I got to thinking, I’m not the only one with some knee challenges, so I figured I’d share my exercises. Use them in good knee health!
1. Walk, don’t run. If you have osteo-arthritis, walking is a lot better for you as an exercise. This doesn’t mean you can’t ever run, despite what several doctors have said to me, but it does mean you’ll have more work to do if it’s something you want. In the meantime, walk. A lot.
2. Get good shoes. Srsly. I have completely had a revolution in thinking about shoes since my surgery. I spent way too much money and time on my knees to ruin them with crappy – but cute – shoes. Get good shoes, people. New Balance and Nike are my favorite; DSW is a good place to bargain hunt. But initially, I cannot overstress the value of going to a real, live shoe store. One of the best is Waxberg’s.
3. Stretch the hamstrings. Those are the big muscles on the back of the thigh, under your butt. Particularly if you have a sedentary job, like I do, these muscles get very tight and painful. First stretch: Stand with feet shoulder-width apart, facing a chair or bench. Set one heel on the bench, and if you need to for balance, hold onto something or use the wall as a support. Bending forward carefully from the hips, bend until you feel a stretch in the back of your leg. Hold for thirty seconds, then do the other leg.
4. Second stretch: Stand perpendicular to the chair, feet shoulder-width apart. Put the heel of the leg closest to the chair on the chair. Lean toward the chair with the hips, feeling a stretch inside your legs. Hold for thirty seconds and then do the other leg.
5. Third stretch: Stand facing the chair, feet shoulder-width apart. Set one heel on the chair and turn the hips in toward that leg. So, if your right leg is up, turn with your hips to the right. You will probably feel a stretch without even leaning over; hold for thirty seconds.
6. Stretch the thigh by lifting your foot and holding it with the hand – right foot, right hand; left foot, left hand. Push your hips forward and pull your stomach in. You will probably feel a stretch just with that; if not, pull on the foot a bit to tighten. Hold for thirty seconds.
7. Cross one leg over the other. Lean away from the uncrossed leg.
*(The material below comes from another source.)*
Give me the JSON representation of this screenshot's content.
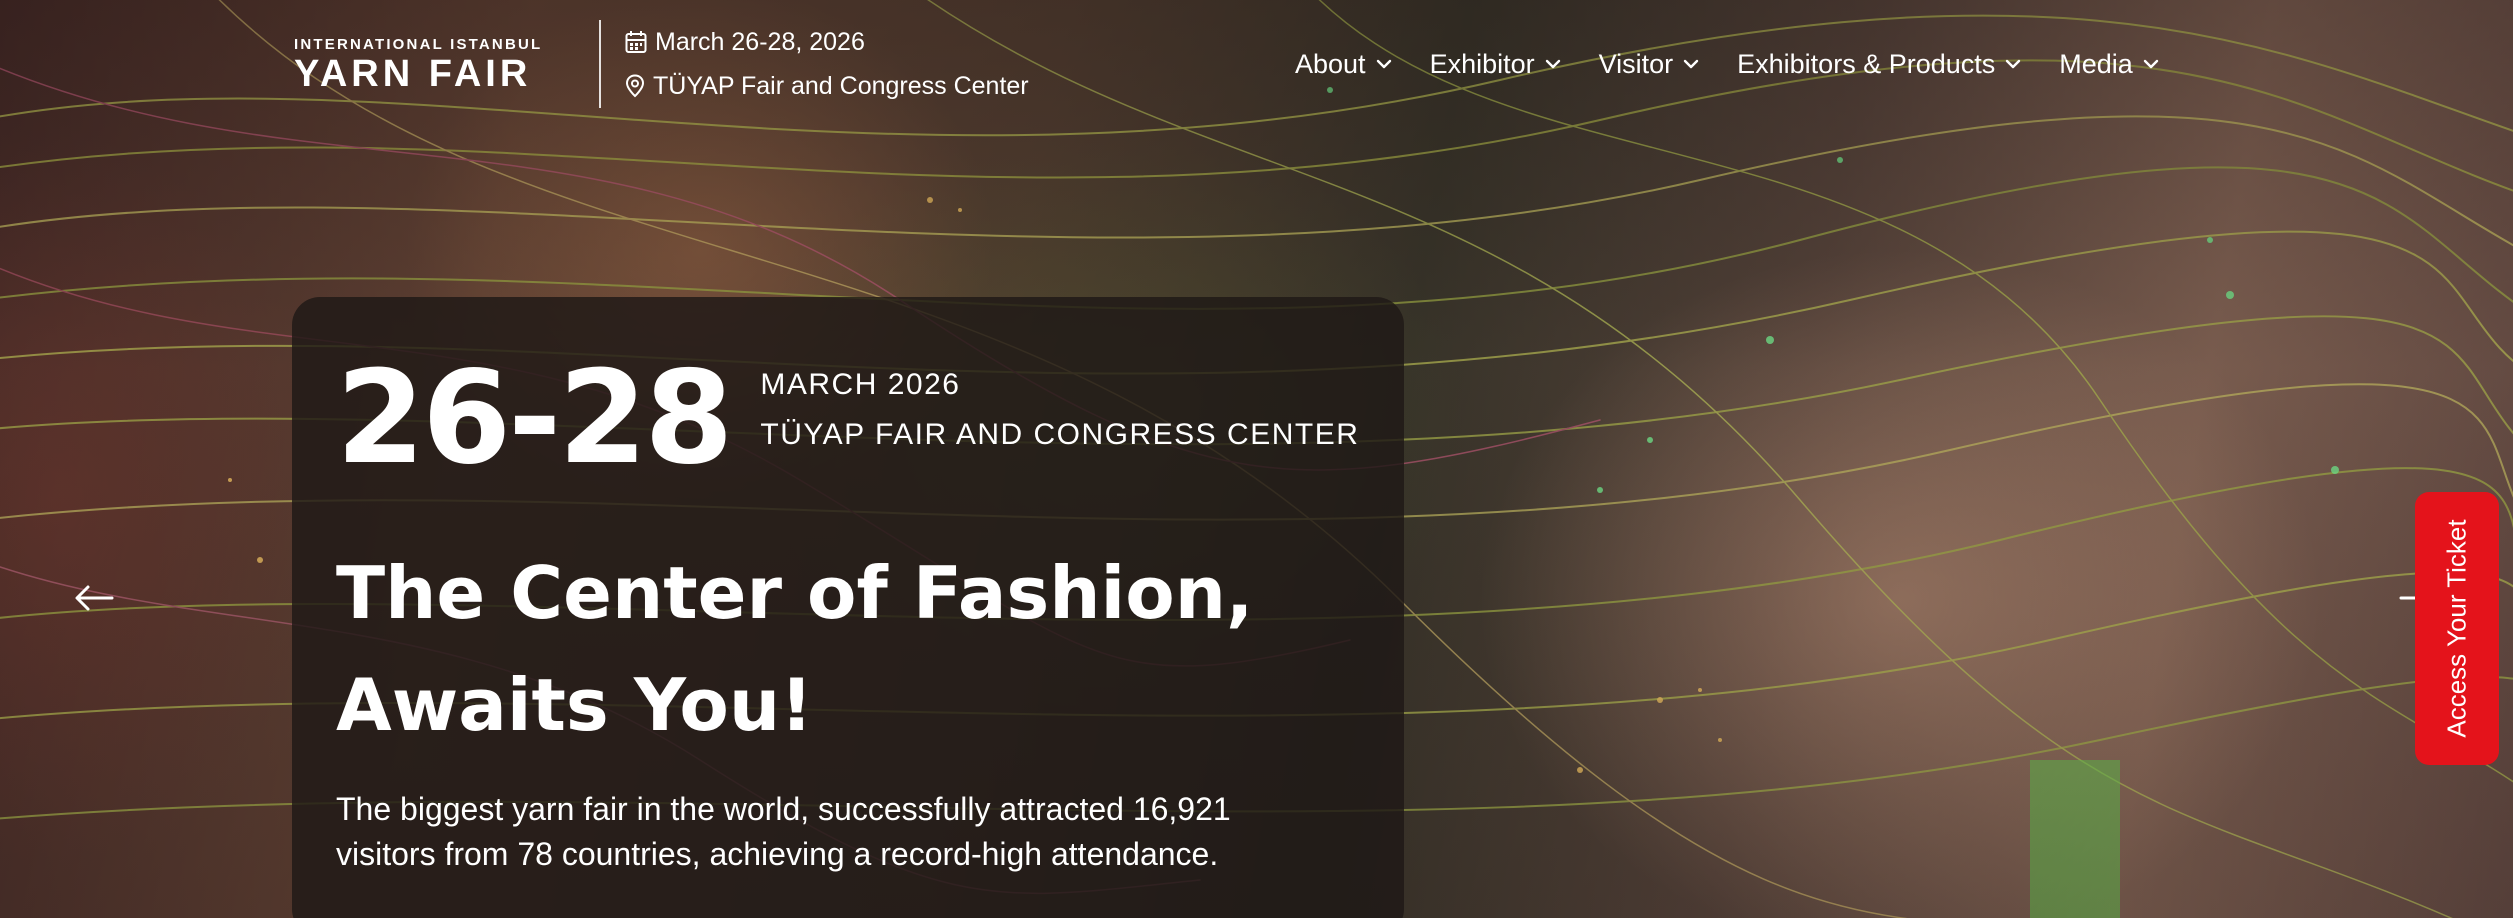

To put it another way: cross your right leg in front of the left, and then lean to the left with your hips. You will feel the stretch down the outside of your left leg. Hold for thirty seconds. Then do the other side.
8. Practice squats – very carefully! Stand, feet shoulder-width apart. Without allowing your knee to bend over your foot, squat down – only as much as it takes to feel it; even if it’s only a little. Over time, you can increase this. Then come back up. Do this 12 times, each side, then rest. After a week, increase to two sets; third week, three sets.
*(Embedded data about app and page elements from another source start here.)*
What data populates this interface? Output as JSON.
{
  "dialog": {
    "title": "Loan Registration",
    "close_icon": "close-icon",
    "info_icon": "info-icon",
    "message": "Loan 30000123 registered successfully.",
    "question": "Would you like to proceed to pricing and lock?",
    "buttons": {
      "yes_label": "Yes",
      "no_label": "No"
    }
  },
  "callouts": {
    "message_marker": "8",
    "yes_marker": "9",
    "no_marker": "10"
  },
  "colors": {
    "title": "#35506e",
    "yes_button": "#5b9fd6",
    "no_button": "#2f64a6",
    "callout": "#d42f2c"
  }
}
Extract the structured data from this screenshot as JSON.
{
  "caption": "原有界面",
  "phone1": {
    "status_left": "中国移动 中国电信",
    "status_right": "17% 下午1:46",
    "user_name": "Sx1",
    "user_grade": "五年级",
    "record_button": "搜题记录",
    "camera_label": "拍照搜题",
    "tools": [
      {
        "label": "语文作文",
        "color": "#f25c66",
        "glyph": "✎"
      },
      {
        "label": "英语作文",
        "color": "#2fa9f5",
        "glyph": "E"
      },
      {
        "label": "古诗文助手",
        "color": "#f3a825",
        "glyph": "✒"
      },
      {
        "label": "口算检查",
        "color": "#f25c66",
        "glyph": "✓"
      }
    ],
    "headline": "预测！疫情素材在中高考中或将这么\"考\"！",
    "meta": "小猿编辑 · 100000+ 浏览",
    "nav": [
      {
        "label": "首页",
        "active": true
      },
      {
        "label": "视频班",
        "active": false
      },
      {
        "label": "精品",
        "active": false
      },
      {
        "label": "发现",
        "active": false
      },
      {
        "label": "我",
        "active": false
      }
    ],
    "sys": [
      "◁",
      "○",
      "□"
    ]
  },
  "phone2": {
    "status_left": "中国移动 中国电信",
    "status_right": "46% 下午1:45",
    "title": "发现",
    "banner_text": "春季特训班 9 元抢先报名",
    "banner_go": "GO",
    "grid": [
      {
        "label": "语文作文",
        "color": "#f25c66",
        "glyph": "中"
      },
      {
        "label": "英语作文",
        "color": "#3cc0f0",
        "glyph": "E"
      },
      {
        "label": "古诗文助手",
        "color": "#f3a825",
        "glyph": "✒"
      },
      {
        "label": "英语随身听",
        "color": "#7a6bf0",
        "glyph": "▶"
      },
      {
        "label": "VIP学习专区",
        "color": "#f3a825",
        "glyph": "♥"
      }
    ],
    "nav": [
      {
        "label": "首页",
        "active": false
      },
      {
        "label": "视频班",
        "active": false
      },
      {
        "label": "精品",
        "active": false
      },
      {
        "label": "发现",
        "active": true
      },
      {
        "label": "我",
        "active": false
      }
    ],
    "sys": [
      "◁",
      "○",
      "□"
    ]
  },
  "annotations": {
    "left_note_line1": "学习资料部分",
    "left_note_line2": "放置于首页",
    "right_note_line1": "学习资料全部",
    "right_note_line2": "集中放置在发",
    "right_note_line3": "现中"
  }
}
9. Side squats: starting in the same position as for #8, step out to the side and squat on that leg, then come back up. Be very careful to not allow the point of the knee to extend past the toes on either side.
10. Back squats: starting in the same position as for #8 and #9, step back and squat on that leg, then come back up.
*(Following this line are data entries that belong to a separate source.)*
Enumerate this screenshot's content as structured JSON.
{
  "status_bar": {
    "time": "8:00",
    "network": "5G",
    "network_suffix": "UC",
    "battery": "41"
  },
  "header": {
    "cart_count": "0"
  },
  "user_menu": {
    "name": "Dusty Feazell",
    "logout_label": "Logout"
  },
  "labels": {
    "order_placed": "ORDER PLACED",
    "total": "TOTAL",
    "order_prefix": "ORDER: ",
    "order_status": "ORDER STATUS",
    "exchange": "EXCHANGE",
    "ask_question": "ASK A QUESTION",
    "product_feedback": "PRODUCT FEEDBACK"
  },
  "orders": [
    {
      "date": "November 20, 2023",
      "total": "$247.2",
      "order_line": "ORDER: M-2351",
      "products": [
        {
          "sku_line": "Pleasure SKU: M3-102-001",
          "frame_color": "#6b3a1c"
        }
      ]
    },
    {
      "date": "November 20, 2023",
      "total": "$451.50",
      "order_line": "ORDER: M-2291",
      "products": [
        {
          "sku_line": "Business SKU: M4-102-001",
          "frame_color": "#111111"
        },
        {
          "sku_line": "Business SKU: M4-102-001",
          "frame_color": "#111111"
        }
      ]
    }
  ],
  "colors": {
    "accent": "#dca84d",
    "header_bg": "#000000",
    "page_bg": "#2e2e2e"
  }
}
11. Ball squats: these are done with a ball behind the back. (A small volleyball-sized one is fine, if you have it; otherwise, you can use an exercise ball.) Stand about a foot and a half in front of a wall, and put the ball at your lower back. Back up until you can hold the ball against the wall with your body. Then spread your feet about twice shoulder width. Pushing back against the ball, squat down no farther than ninety degrees, then push back up. Do this twelve times as a set; same incremental increase as for #8.
12. The Roller. I hate this one, but I really, really helps. Using a foam roller, roll along your IT band (the fascia that extends along the outside of the leg from the knee to the hips) up to ten times, back and forth. (If you’ve never done it before, you may only be able to do this once or twice at first, and it hurts a LOT.) Persevere. This is one of the single best things you can do for chronic knee pain; you will hate and love the roller thingie.
Here’s a good You Tube.
13. Good massage. If you can find a massage therapist that knows myofacial release, HIRE THEM. They will do tremendous things for managing knee pain and helping you to get better. Good therapists will also be able to suggest other exercises to help you.
Good luck. Chronic pain is no fun, and managing it – improving it – and moving past it are a long-term investment. It’s worth it. Hang in there.